 */
public class PrimeNumberProgramInJava {
   public static boolean isPrime(int n) {
      // prime must be greater than 1
      if (n <= 1) {
         return false;
      }
      if (n <= 2) {
         return true;
      }
      for (int i = 2; i <= Math.sqrt(n); i++) {
         if (n % i == 0) {
            return false;
         }
      }
      return true;
   }
   public static void main(String[] args) {
      long before = System.currentTimeMillis();
      for (int i = 0; i <= 10000; i++) {
         for (int n = 2; n <= 10000; n++) {
            if (isPrime(n)) {
               // skip printing
               // System.out.print(n + " ");
            }
         }
      }
      long after = System.currentTimeMillis();
      System.out.println("Elapsed: " + (after - before) + " millis");
   }
}

We could see drastic improvement. The execution is down to 5 seconds from 3 minutes.

Elapsed: 4879 millis

Using Sieve of Eratosthenes will give even more dramatic improvements:

import java.util.Arrays;
/**
 * A Simple Prime Number Program In Java Using Sieve of Eratosthenes.
 */
public class PrimeNumberProgramInJava {
   private static void sieveOfEratosthenes(int n) {
      boolean[] isPrime = new boolean[n];
      Arrays.fill(isPrime, true);
      for (int i = 2; i <= Math.sqrt(n); i++) {
         for (int j = i * 2; j <= n; j += i) {
            isPrime[j - 1] = false;
         }
      }
      for (int i = 2; i <= n; i++) {
         if (isPrime[i - 1]) {
            // Skip printing
            // System.out.print(i + " ");
         }
      }
   }
   public static void main(String[] args) {
      long before = System.currentTimeMillis();
      for (int i = 0; i <= 10000; i++) {
         sieveOfEratosthenes(10000);
      }
      long after = System.currentTimeMillis();
      System.out.println("Elapsed: " + (after - before) + " millis");
   }
}

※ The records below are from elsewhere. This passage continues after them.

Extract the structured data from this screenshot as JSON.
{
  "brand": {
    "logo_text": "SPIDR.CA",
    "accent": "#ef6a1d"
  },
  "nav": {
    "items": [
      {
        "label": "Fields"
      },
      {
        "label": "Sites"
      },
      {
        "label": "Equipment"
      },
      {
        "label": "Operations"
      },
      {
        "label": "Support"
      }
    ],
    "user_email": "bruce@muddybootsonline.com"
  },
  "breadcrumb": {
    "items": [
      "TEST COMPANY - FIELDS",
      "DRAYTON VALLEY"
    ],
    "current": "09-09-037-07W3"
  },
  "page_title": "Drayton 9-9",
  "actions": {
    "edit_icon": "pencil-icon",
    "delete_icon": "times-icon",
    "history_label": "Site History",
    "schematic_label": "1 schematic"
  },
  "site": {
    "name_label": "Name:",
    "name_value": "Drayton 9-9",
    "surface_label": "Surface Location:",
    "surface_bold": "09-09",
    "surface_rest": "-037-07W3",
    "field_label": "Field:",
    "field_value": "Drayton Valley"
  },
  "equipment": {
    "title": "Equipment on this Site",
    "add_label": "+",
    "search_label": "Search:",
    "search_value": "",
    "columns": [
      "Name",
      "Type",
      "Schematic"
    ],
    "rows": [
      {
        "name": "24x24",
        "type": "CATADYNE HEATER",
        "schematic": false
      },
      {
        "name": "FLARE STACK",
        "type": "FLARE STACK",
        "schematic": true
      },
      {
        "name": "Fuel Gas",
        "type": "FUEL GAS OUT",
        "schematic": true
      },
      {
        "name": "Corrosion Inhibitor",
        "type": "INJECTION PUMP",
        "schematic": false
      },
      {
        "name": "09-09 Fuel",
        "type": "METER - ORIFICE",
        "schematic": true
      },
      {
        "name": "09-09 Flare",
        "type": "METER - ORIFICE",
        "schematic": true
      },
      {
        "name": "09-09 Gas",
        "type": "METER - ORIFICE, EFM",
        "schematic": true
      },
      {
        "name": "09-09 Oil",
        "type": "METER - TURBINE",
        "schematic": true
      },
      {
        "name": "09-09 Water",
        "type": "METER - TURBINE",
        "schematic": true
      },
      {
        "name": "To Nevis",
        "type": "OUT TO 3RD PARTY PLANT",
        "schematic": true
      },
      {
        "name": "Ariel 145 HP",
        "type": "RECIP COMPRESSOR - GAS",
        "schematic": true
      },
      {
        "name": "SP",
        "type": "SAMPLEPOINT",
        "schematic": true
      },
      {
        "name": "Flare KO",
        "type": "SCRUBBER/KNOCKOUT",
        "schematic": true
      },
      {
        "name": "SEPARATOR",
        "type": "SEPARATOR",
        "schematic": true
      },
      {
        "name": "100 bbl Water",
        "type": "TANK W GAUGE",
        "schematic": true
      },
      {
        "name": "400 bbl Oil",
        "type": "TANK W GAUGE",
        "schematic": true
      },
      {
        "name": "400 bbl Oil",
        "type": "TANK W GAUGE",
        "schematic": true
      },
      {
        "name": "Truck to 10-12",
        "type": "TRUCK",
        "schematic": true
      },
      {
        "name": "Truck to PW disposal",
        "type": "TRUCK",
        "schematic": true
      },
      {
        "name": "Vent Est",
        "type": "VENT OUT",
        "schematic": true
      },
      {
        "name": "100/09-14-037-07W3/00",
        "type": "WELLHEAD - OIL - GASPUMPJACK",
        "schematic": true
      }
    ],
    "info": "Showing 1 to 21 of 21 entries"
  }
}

It is now down to 440 milliseconds. Which is around 400 times faster than the original code!

Elapsed: 440 millis